BRIEF: Scan the entries for the word "commander", and copy every line where it appears.

Web page and app entries
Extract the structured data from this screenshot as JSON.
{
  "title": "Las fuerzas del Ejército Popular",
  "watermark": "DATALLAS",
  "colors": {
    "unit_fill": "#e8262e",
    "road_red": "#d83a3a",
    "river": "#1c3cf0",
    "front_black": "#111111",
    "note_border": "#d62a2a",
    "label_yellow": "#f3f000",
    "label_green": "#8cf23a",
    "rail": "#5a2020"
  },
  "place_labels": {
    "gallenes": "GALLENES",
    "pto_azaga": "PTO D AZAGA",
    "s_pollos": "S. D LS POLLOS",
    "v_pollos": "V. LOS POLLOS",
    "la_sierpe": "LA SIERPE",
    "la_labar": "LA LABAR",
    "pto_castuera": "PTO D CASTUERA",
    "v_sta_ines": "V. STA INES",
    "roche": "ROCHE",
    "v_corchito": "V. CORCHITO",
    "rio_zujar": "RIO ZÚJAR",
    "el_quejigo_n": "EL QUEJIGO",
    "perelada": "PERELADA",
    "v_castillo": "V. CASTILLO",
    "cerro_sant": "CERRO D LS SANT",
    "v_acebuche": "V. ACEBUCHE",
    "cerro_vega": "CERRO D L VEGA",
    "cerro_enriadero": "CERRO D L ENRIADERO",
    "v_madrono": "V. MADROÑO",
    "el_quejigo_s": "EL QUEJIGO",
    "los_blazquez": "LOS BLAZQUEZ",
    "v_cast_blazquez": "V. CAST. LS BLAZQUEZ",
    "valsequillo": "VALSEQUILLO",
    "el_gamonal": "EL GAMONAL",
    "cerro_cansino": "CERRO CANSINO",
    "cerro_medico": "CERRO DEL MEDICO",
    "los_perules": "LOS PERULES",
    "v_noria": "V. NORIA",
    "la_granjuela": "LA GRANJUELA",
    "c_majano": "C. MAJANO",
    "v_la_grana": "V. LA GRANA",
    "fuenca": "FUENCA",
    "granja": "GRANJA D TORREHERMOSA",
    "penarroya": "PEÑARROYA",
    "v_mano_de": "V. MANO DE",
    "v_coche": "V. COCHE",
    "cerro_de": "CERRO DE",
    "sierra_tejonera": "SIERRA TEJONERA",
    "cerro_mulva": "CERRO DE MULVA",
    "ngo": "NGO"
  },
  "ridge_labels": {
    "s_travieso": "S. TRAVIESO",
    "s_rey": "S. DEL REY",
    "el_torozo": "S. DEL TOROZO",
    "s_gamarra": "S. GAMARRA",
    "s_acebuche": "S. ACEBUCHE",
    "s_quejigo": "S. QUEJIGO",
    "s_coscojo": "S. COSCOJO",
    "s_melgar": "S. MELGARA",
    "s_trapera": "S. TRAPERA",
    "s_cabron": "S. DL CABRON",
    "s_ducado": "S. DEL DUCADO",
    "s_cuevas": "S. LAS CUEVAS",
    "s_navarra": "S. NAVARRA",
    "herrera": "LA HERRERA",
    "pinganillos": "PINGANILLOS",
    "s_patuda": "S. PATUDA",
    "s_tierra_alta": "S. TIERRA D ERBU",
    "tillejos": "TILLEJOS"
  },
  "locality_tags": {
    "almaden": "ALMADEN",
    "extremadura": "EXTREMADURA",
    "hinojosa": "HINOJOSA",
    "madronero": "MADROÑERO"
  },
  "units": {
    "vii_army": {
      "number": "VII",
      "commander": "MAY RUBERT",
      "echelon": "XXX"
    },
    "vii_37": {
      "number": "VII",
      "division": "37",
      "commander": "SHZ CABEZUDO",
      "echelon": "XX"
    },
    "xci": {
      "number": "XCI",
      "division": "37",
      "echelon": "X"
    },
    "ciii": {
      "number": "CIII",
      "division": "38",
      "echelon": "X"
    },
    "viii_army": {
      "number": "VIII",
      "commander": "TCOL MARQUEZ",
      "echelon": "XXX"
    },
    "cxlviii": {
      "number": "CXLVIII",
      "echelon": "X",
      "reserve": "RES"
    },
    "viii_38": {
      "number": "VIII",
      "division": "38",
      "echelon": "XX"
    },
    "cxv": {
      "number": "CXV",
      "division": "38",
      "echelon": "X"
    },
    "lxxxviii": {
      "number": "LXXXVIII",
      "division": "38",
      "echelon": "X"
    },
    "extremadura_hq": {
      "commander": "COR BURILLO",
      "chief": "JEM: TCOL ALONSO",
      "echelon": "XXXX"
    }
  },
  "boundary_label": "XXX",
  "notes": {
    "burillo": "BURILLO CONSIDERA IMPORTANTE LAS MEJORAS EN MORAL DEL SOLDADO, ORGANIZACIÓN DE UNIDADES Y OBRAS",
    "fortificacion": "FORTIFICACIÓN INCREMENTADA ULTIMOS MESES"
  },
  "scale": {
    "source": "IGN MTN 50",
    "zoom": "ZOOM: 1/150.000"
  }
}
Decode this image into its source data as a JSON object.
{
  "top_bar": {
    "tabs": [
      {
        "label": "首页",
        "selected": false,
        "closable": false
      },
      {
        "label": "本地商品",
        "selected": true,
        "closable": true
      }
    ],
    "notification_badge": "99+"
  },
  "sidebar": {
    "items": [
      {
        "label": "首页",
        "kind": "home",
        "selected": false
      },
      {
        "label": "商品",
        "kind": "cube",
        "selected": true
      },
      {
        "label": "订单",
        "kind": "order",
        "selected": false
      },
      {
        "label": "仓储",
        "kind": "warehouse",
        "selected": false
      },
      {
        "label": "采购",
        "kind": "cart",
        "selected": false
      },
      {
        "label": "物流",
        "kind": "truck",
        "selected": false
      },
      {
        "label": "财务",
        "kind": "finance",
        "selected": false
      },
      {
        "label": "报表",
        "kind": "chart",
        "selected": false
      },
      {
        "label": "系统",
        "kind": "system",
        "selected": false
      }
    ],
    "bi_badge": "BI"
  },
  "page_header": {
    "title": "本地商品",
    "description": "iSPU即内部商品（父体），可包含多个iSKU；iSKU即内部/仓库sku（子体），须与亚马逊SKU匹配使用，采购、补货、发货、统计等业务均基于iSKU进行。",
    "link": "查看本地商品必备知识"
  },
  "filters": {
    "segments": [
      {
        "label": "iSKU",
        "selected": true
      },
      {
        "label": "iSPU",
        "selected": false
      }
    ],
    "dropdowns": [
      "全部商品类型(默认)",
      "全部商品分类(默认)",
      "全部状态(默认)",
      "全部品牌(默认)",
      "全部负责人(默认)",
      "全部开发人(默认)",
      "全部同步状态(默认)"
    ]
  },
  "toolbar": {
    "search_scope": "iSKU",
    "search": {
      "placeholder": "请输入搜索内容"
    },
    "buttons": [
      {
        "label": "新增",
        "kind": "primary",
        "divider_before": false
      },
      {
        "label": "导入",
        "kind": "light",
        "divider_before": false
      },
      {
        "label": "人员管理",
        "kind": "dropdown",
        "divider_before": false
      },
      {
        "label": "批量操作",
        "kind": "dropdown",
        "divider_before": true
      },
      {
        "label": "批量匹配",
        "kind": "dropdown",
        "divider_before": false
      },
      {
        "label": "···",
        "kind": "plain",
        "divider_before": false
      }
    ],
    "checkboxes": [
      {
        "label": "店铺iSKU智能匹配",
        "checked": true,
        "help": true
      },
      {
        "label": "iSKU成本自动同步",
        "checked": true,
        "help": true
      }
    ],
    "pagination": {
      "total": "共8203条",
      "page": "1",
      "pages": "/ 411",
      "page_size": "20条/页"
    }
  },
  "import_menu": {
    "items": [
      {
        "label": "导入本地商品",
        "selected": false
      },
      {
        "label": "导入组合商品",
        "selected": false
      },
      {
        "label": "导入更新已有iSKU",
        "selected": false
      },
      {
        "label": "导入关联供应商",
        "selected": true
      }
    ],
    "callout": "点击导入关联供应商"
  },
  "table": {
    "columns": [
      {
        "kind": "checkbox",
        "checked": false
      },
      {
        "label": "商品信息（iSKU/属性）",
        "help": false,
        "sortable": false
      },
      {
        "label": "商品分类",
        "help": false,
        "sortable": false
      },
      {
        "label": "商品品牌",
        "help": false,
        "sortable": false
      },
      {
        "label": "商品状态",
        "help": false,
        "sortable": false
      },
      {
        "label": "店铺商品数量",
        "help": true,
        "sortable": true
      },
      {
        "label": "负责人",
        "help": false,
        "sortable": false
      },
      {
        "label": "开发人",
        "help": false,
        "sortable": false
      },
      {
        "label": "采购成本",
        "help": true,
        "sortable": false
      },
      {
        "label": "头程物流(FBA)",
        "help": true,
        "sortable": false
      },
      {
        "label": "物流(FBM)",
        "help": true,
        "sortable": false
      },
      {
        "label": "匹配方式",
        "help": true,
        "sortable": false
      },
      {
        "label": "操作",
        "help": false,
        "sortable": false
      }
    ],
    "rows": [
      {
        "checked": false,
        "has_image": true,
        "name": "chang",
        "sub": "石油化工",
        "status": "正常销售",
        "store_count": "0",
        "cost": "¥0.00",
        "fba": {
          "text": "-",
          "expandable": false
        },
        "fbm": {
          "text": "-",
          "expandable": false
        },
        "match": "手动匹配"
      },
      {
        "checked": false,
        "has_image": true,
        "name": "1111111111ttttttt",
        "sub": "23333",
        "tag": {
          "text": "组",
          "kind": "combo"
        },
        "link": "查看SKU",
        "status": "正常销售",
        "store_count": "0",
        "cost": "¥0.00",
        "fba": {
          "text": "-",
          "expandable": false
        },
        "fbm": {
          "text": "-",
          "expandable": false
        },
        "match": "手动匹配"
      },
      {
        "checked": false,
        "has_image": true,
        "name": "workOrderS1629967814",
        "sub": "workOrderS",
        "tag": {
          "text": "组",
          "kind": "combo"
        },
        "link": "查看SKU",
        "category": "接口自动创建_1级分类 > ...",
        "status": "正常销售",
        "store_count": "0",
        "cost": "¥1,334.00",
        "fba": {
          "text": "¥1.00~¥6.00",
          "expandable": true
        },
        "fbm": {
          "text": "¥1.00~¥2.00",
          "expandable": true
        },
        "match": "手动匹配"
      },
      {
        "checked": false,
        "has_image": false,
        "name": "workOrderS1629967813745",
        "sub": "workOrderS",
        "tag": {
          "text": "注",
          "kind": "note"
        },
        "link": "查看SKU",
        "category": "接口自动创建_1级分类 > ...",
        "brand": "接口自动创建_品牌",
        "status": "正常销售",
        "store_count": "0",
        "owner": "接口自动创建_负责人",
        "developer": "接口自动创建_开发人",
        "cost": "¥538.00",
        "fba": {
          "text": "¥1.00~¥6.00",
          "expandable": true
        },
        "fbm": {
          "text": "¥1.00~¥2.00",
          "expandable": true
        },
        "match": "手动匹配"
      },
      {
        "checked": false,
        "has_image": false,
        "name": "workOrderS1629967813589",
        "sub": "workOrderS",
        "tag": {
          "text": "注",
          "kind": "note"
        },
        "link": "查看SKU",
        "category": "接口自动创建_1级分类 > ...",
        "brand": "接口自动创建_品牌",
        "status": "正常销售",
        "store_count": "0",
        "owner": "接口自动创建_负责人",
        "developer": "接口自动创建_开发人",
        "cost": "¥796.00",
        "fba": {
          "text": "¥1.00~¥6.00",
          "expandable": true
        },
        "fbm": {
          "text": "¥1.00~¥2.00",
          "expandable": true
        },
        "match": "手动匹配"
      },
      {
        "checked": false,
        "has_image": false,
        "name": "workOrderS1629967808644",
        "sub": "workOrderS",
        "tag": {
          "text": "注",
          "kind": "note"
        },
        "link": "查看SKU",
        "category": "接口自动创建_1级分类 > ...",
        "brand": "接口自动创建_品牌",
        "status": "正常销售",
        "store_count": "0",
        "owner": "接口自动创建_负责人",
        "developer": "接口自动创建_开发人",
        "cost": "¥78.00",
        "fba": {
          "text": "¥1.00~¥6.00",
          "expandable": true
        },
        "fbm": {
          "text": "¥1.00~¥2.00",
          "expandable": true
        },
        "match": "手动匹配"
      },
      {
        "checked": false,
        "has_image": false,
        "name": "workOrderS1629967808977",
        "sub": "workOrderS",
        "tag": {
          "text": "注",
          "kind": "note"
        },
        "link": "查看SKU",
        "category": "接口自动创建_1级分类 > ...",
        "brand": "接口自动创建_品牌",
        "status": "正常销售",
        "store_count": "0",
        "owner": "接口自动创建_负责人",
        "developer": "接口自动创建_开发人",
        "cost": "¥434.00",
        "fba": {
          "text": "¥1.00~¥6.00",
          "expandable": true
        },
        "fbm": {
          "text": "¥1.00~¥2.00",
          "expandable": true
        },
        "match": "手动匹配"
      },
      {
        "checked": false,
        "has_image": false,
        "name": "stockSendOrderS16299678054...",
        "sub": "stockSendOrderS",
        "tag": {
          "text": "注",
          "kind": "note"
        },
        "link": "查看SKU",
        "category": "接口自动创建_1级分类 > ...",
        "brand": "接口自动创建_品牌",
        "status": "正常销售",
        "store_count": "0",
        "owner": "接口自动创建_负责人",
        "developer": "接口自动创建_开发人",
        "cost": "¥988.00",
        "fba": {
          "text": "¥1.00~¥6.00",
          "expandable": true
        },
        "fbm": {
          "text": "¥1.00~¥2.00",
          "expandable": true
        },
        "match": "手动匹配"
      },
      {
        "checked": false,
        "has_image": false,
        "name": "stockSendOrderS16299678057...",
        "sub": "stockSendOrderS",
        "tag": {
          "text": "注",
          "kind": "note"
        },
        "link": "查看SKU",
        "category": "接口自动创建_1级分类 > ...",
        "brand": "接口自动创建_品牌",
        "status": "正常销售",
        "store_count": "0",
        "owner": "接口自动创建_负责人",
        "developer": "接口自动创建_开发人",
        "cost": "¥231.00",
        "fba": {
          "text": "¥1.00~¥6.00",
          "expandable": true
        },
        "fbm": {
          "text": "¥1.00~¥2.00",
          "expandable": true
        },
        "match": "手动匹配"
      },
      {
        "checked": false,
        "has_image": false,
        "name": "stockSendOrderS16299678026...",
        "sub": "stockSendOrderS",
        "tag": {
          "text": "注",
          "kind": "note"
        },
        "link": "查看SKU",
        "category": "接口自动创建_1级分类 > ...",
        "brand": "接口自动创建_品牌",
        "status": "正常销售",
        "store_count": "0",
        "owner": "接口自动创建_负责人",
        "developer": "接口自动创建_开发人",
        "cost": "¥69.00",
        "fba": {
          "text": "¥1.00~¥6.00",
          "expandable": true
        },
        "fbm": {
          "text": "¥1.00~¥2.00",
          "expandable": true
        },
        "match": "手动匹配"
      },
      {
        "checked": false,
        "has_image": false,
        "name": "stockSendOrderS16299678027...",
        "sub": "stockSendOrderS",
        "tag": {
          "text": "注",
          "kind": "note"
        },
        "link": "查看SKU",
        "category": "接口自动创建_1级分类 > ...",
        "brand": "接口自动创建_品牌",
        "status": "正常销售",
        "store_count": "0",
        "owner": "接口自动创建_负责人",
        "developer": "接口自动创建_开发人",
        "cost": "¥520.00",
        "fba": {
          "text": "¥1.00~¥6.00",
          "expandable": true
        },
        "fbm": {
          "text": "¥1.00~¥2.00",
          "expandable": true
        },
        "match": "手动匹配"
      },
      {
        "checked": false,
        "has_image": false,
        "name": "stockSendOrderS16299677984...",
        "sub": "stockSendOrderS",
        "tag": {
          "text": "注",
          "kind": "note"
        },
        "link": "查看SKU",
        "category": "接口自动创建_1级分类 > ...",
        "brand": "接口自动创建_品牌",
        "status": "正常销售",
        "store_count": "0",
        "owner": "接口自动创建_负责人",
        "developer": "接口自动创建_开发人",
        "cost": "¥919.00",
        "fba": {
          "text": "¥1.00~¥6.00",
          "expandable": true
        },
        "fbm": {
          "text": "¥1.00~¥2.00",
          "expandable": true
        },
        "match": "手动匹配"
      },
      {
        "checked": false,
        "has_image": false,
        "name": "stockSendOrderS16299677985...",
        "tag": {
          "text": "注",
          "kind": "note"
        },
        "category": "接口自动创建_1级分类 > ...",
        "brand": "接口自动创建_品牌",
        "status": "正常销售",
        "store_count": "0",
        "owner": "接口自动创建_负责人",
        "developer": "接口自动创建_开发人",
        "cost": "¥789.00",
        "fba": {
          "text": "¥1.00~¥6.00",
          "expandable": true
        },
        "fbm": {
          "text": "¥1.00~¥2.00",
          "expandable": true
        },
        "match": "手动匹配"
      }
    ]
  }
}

SOLUTION FOR THIS EXERCISE:
      "commander": "MAY RUBERT",
      "commander": "SHZ CABEZUDO",
      "commander": "TCOL MARQUEZ",
      "commander": "COR BURILLO",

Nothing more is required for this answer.